If, and only if, your income is higher than the “median family income” applicable to your household size, and you still want to file a Chapter 7 case, then you go through a detailed expense analysis to determine if you can pass the “means test” at this next level.
To do this you use your actual expenses for some expense categories but then for other categories you use standard expense amounts from data prepared by the IRS. Some of these categories of allowed expenses are applicable nationwide, while others are specific to each locality. You can also deduct expenses in the form of monthly payments on certain secured debts (mortgage, vehicle), and “priority claims” (income tax, support arrearage).
How much you may deduct for many of these expense categories, including the IRS ones for food, transportation, clothing and such, depend on family size. The more people there are in the household, the larger the allowed expense, resulting in less money left over.
After deducting all the allowed expenses from your monthly income, the amount left over is your “monthly disposable income.” If that amount is no more than $117, then you’ve passed this second, expense level of the “means test,” and you can still file Chapter 7.
But if your “monthly disposable income” is more than $195, then you can’t file under Chapter 7, at least not at this level of the “means test.”
And if your “monthly disposable income” is between $117 and $195, then multiply that amount by 60. If the resulting amount is less than 25% of amount of all of your regular unsecured debts (excluding “priority” debts like income taxes and support arrearage), then again you’ve passed the “means test.”

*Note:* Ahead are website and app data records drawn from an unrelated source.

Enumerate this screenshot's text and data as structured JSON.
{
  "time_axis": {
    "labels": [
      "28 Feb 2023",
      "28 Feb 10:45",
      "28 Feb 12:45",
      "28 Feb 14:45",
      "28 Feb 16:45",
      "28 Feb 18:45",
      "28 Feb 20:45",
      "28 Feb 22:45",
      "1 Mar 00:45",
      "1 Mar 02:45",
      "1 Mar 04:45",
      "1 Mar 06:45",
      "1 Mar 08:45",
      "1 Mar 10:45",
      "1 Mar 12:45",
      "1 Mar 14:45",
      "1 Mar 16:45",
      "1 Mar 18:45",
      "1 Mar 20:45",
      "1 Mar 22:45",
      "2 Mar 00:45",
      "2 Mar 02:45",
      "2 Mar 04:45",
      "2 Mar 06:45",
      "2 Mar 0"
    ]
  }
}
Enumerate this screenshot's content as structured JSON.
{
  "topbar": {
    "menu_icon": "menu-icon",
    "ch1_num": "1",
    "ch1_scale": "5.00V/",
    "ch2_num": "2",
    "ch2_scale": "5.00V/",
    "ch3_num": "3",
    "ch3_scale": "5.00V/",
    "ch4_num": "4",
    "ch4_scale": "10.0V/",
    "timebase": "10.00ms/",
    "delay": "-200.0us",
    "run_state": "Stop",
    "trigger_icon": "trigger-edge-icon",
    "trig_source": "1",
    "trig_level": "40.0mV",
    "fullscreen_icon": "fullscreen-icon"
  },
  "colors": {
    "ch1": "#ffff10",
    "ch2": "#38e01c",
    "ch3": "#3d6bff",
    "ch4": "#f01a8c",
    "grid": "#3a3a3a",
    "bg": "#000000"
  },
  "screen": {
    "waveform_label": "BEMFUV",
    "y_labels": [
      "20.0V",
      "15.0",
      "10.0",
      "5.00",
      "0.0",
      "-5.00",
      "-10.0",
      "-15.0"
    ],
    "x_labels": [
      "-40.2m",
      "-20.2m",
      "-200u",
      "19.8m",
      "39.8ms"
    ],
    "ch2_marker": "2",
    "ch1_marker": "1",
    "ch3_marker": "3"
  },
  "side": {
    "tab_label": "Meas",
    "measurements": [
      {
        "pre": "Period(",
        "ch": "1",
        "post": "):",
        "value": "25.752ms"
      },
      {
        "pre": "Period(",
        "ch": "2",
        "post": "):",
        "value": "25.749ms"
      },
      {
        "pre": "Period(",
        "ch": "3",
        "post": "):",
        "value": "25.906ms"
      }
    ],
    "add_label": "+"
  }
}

Most people wanting to file Chapter 7 pass the “means test” on the income level by making less than the applicable “median family income.” Others have low enough “monthly disposable income.” But if it isn’t obvious, even these first two levels of the “means test” have their twists and turns. The meaning of the term “household” is just one. And if you don’t qualify for Chapter 7 at these first two levels, there are still more levels that are well beyond the scope of this blog. The honest conclusion is that applying the “means test” and qualifying for Chapter 7 is not a do-it-yourself project.